Laboratory Automation: What's Hot in 2022
Automating recurring workflows can help solve the reproducibility crisis in the natural sciences
In 2013, the International Council for Standardization of Haematology (ICSH) and International Clinical Cytometry Society (ICCS) published a series of guidelines to establish best practices for cellular parameters detected by fluorescence. Since this first-time effort consensus is even greater to adopt these proposals for de novo assays of this category, which can offer valuable data for decision making on experimental therapies but be harder to reconcile with regulatory stipulations. Last year the National Institute of Standards and Technology (NIST) formed a consortium to obtain stakeholder-based consensus on how to improve stringency in flow cytometry measurements . For the same reason the Clinical and Laboratory Standards Institute (CLSI) recently published validation propositions for flow cytometry-based assays .
Utilized throughout drug development this technology has been deemed quasi-quantitative, but still lacks standardization. Its versatility enables a fit-for-purpose approach when establishing pharmacodynamic and biomarker detection methods with iterative refining of their performance.

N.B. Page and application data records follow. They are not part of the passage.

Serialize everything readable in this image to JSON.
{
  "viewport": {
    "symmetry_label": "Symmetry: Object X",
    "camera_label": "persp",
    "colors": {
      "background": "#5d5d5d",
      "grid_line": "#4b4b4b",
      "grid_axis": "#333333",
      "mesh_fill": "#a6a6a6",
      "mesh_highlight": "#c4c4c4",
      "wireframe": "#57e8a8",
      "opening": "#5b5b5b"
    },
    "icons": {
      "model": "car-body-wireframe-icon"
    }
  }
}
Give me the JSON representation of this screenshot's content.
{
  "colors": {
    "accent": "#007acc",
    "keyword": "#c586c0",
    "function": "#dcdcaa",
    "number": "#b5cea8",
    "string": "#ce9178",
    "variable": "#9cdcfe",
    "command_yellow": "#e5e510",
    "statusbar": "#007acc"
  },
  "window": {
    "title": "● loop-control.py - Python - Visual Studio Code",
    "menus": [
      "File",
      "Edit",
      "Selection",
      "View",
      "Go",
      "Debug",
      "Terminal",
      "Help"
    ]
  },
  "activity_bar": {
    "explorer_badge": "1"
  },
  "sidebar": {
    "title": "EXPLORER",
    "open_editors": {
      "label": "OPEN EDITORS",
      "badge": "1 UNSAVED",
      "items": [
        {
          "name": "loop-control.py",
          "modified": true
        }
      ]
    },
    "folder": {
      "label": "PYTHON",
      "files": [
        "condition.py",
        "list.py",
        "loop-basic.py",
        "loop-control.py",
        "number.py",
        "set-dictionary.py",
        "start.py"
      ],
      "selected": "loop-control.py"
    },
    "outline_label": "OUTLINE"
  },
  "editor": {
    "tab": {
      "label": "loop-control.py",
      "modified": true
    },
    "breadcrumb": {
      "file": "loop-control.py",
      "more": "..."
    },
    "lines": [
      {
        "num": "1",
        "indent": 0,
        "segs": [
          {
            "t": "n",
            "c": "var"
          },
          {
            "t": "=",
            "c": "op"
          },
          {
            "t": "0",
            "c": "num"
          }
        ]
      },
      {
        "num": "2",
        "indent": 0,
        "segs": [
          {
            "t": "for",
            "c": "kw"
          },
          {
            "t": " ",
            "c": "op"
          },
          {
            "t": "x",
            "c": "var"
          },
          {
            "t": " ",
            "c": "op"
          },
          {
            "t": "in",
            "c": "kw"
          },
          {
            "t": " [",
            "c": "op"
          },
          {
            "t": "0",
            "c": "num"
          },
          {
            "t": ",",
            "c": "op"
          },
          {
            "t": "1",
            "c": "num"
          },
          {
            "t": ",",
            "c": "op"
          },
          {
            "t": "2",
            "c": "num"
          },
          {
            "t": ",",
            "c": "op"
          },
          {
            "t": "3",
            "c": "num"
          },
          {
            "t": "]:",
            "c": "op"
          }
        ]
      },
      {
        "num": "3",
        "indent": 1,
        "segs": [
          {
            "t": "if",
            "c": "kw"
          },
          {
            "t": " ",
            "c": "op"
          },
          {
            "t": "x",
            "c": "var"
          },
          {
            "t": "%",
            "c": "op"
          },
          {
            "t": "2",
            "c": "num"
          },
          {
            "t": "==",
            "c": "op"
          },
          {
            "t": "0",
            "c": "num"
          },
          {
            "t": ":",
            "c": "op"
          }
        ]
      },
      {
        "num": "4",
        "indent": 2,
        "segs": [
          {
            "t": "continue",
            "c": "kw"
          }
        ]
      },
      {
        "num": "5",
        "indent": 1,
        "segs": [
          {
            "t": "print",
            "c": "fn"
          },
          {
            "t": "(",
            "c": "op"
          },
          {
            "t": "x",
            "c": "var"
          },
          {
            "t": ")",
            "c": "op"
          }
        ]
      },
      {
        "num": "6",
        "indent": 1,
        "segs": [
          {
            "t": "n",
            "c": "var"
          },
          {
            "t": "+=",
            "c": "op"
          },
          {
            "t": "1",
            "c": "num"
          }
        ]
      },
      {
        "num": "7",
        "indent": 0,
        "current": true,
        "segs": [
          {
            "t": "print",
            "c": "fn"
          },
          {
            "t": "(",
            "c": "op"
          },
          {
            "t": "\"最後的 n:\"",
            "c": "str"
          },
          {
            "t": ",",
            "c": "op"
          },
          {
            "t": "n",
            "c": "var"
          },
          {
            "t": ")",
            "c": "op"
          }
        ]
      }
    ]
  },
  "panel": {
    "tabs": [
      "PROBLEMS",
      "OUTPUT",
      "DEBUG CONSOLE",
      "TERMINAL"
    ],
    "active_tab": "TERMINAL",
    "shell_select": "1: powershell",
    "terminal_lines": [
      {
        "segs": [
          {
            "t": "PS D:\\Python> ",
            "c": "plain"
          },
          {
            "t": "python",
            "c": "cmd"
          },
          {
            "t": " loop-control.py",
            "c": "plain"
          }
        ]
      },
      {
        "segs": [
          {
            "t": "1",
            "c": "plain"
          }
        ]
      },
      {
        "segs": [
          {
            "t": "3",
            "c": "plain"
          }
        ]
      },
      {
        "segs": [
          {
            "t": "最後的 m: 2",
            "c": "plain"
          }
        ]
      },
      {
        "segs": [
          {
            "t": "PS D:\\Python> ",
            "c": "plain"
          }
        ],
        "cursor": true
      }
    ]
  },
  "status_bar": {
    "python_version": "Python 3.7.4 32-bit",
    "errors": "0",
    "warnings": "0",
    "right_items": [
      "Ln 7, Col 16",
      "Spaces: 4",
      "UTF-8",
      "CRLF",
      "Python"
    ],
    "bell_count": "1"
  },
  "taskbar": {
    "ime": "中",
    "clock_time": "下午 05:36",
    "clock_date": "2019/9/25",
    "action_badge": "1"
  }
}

More of these will need to be validated early on however for cell and gene therapies, which add challenges for chemistry, manufacturing, and controls (CMC). Controlling the associated processes that require repetition and upscaling of sample volumes will involve or fully depend on data obtained from flow cytometry and cell sorting. Reducing one of the largest areas of variability starts at sample preparation. Automation can turn immunostaining into a largely hands-off procedure, for example. Solutions like these will help the global laboratory automation market expanding by US$ 2 billion on average over the next five years. Ultimately, more streamlining will not only make flow cytometry workflows more robust but help an emerging class of living drugs to hold its promise.
--Christoph Eberle, PhD, Principal Scientist, In Vivo Pharmacology/Oncology, Charles River
Our What's Hot series are annual forecasts provided by Charles River's thought leaders. Check out here what our scientists are predicting for 2022 and what they called out in years past.